Buildings with their foundations ripped away teetering on the verge of collapse. Streets and sidewalks completely washed away. Cars scattered like toys, some stacked atop each other, others submerged in the river.
That was the scene Monday in Maryland's hard-hit Ellicott City two days after a disastrous flood ravaged the picturesque town, sweeping two people to their deaths and causing untold damage to the historic city.
"I have represented Howard County for more than 30 years, I have never seen devastation like this," said Sen. Barbara Mikulski (D-Maryland), adding that she and Gov. Larry Hogan will seek federal help in rebuilding the devastated town on the Patapsco River.
Howard County Executive Allan Kittleman said this was the worst calamity he had seen in 50 years — eclipsing the damage done by Hurricane Agnes in 1972, which caused the river to overflow its banks.
"It looks like the set of a disaster movie," Kittleman said. "Cars everywhere, cars on top of cars, parts of the road are gone, many parts of the sidewalk are gone, storefronts are completely gone."
Some of the worst destruction was on historic Main Street, a sloping artery that was transformed into a white water river at the height of a storm, which dumped almost 6 inches of rain fell in two hours on Saturday night. That's the equivalent of a full month's normal rainfall.
Main Street is now closed until further notice because of gas leaks and downed power lines and devastation. officials said.
"There are no foundations under some buildings," Mikulski said.
The dead were identified as Jessica Watsula, 35, of Lebanon, Pennsylvania, and Joseph Blevins, 38, of Windsor Mill, Maryland. Both were inside vehicles that were engulfed by floodwaters.
So far, more than 180 flooded cars have been towed from the Main Street area to a nearby high school and workers were struggling to remove another 20 or so that had been washed into the river.
The Baltimore Sun reported that a handful of looters have been caught picking through the remains of some damaged businesses.
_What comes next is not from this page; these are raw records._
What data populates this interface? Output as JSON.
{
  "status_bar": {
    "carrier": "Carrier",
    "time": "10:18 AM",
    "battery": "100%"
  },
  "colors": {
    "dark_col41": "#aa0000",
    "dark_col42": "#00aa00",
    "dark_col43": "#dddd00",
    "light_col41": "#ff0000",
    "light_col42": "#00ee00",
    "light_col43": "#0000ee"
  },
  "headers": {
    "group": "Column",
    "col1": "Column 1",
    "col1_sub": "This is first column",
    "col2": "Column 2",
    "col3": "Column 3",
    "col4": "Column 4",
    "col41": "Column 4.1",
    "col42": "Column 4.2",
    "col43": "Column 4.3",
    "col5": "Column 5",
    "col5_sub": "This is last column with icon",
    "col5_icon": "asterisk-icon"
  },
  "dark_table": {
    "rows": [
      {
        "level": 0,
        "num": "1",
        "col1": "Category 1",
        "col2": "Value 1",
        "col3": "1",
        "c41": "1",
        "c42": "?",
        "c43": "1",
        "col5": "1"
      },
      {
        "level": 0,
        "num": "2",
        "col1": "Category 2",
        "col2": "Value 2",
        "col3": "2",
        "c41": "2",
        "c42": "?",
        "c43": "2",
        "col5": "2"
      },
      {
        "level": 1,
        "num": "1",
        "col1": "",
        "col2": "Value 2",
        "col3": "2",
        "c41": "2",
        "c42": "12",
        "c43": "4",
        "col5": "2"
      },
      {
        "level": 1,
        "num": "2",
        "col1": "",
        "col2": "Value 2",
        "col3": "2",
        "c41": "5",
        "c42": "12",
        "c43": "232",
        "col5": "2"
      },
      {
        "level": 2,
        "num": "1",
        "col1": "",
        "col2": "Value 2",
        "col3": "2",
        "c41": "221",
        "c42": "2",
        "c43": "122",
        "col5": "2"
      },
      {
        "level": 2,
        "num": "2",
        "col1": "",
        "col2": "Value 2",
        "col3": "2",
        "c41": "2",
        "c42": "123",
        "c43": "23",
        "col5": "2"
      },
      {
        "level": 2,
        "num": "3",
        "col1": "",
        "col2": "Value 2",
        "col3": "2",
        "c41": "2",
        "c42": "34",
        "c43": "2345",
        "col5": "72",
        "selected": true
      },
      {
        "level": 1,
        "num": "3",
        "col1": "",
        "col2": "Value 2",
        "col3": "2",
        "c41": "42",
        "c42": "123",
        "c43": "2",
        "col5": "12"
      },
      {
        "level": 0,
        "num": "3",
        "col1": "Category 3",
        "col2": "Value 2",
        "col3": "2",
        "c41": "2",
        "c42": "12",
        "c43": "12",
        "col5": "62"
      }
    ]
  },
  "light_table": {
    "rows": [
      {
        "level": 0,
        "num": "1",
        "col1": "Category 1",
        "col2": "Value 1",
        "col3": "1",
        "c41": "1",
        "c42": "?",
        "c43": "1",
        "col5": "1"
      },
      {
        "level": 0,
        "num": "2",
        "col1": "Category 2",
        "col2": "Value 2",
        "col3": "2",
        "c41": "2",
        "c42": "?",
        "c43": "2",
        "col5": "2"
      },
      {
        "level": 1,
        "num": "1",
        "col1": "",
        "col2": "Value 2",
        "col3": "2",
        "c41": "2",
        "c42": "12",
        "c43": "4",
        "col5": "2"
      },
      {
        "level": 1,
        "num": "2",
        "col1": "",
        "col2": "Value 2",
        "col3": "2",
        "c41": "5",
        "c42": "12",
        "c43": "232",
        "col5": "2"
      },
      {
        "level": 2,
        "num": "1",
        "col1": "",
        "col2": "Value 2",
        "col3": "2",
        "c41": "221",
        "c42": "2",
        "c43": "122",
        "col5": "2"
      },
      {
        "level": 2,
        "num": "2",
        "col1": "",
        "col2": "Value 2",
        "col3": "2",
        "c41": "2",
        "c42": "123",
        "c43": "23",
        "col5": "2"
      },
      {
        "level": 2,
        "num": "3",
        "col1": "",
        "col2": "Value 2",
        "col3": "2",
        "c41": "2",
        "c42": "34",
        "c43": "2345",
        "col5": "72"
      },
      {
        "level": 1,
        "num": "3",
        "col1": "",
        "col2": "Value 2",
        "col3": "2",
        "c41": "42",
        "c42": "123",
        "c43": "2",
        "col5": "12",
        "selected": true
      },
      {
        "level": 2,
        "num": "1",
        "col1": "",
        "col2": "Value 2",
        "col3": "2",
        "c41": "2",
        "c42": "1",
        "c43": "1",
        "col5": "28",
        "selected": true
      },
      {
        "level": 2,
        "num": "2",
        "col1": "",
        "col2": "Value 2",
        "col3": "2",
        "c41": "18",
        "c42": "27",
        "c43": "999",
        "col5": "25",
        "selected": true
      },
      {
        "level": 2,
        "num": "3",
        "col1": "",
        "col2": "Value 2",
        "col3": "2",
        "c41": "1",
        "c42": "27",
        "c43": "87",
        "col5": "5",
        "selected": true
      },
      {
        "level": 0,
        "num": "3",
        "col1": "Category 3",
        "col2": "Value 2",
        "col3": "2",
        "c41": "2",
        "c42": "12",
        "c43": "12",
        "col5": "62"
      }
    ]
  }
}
Mikulski, however, focused on the Marylanders who rose to the occasion, like the brave souls who formed a human chain to rescue a woman from a car caught in the floodwaters.
"My breath was taken away," she said.